BEGIN Material provided

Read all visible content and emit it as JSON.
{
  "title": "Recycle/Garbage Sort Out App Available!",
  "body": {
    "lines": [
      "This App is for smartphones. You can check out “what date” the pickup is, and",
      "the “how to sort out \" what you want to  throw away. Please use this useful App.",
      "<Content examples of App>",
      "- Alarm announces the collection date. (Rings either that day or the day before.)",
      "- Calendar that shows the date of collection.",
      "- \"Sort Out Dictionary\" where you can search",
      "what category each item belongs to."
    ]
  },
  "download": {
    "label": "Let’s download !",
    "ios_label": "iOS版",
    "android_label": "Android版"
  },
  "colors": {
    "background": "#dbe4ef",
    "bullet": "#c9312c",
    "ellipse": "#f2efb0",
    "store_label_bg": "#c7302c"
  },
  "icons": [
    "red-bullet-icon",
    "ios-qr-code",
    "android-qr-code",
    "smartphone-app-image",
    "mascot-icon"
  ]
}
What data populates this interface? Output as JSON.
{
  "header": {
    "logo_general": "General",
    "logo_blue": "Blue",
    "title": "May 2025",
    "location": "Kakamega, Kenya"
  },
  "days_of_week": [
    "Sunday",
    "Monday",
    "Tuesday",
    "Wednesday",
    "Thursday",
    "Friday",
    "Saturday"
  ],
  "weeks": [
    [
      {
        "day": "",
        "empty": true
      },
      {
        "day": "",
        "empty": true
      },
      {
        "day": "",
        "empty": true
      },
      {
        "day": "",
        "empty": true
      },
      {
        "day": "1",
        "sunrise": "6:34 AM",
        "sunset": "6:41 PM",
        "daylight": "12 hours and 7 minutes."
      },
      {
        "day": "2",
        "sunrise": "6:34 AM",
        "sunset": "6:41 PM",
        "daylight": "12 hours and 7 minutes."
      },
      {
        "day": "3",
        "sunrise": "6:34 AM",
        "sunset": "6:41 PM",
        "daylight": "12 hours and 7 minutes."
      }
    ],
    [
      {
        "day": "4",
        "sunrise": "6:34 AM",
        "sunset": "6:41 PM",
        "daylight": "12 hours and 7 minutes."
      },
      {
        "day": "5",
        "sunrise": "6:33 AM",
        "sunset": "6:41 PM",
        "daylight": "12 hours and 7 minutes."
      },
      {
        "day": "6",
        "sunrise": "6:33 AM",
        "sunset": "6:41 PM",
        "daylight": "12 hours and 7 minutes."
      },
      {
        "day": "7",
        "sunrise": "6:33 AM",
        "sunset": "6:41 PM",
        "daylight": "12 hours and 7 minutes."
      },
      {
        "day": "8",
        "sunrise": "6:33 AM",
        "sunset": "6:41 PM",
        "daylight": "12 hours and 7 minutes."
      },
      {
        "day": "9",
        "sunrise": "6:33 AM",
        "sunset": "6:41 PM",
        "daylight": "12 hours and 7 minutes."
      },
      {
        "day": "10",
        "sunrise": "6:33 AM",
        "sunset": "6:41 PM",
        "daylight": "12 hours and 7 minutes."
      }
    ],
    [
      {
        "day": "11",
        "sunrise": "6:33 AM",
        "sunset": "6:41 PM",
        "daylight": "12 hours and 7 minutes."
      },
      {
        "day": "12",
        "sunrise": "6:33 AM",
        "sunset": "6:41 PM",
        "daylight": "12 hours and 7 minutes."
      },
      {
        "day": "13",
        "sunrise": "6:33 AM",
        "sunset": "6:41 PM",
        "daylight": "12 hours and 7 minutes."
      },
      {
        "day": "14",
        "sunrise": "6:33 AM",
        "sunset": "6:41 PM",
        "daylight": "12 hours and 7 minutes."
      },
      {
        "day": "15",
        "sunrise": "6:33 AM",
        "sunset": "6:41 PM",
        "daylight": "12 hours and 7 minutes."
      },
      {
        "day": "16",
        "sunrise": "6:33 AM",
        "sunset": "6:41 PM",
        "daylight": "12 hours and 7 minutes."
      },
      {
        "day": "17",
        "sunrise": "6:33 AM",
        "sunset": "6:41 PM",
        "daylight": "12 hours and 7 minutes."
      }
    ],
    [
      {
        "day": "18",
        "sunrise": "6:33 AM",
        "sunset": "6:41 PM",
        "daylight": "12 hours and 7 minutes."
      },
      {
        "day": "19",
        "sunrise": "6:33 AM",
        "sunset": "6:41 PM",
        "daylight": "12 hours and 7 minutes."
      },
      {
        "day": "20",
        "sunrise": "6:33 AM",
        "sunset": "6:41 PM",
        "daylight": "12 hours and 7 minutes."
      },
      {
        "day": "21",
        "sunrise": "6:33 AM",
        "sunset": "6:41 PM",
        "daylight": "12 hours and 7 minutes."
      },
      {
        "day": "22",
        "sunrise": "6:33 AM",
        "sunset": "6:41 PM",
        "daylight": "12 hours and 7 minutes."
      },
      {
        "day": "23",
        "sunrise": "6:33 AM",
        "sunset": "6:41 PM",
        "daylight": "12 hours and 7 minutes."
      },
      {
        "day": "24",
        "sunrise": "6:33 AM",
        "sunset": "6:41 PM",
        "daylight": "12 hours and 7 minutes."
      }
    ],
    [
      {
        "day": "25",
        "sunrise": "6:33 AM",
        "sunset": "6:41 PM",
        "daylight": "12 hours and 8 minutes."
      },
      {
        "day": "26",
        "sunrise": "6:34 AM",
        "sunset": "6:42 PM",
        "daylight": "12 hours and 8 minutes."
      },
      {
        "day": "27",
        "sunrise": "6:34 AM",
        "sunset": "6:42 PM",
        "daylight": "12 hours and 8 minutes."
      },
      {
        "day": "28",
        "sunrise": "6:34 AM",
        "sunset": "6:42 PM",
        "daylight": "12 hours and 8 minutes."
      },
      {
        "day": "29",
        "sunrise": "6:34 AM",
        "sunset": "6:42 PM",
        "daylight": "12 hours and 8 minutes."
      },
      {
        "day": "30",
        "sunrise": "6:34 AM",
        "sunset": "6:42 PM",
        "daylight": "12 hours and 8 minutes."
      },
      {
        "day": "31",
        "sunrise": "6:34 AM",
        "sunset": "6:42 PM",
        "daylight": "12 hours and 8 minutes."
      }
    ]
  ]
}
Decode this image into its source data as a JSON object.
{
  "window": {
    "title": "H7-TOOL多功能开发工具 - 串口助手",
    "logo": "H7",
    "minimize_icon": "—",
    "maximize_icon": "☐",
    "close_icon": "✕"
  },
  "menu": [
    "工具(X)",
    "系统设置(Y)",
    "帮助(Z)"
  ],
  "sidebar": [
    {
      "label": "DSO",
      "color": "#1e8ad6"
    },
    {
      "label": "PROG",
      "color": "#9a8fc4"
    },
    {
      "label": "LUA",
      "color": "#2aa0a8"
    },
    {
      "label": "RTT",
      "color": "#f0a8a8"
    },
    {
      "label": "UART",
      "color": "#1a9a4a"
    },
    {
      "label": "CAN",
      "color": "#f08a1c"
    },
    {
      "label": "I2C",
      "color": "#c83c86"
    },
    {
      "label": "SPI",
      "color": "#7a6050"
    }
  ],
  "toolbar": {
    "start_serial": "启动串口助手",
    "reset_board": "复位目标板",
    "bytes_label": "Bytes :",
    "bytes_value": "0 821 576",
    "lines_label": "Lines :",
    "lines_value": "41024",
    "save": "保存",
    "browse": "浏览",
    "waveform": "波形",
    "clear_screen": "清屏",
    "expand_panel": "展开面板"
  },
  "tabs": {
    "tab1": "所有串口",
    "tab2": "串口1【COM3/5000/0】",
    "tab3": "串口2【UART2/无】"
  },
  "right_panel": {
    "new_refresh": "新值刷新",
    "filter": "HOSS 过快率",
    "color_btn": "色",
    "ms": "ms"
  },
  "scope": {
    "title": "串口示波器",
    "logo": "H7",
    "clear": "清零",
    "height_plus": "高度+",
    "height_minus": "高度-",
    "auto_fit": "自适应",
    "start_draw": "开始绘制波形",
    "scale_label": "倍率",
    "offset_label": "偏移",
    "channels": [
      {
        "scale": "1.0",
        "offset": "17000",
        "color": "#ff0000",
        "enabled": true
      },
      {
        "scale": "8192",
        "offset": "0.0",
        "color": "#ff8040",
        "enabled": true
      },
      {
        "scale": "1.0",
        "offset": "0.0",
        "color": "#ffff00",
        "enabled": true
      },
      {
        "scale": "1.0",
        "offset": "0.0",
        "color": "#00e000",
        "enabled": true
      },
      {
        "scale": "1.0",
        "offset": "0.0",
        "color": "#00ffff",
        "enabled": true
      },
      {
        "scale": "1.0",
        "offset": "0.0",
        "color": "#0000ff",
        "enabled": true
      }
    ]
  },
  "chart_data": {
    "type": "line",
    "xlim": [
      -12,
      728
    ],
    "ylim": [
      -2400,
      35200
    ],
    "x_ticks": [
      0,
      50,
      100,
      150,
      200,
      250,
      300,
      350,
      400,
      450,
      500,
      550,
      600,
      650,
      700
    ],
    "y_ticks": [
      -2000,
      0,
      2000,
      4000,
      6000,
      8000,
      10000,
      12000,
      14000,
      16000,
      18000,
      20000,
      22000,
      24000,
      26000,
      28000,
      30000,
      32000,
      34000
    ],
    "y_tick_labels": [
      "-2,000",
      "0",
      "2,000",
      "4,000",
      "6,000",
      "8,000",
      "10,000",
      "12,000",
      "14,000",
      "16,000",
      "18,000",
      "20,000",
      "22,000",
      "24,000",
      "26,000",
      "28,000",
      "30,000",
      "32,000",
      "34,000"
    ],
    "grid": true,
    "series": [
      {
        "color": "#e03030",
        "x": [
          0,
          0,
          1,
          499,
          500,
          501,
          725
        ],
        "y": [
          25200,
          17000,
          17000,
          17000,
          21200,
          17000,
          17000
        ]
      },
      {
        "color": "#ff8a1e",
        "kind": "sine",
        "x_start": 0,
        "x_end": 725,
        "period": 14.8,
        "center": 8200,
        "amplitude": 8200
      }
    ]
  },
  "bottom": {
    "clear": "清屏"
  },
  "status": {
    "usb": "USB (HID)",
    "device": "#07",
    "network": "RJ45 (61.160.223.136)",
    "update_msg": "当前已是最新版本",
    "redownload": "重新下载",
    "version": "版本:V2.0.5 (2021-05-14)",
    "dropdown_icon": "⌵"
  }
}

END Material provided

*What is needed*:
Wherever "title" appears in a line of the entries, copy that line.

*Solution for this exercise*:
  "title": "Recycle/Garbage Sort Out App Available!",
    "title": "May 2025",
    "title": "H7-TOOL多功能开发工具 - 串口助手",
    "title": "串口示波器",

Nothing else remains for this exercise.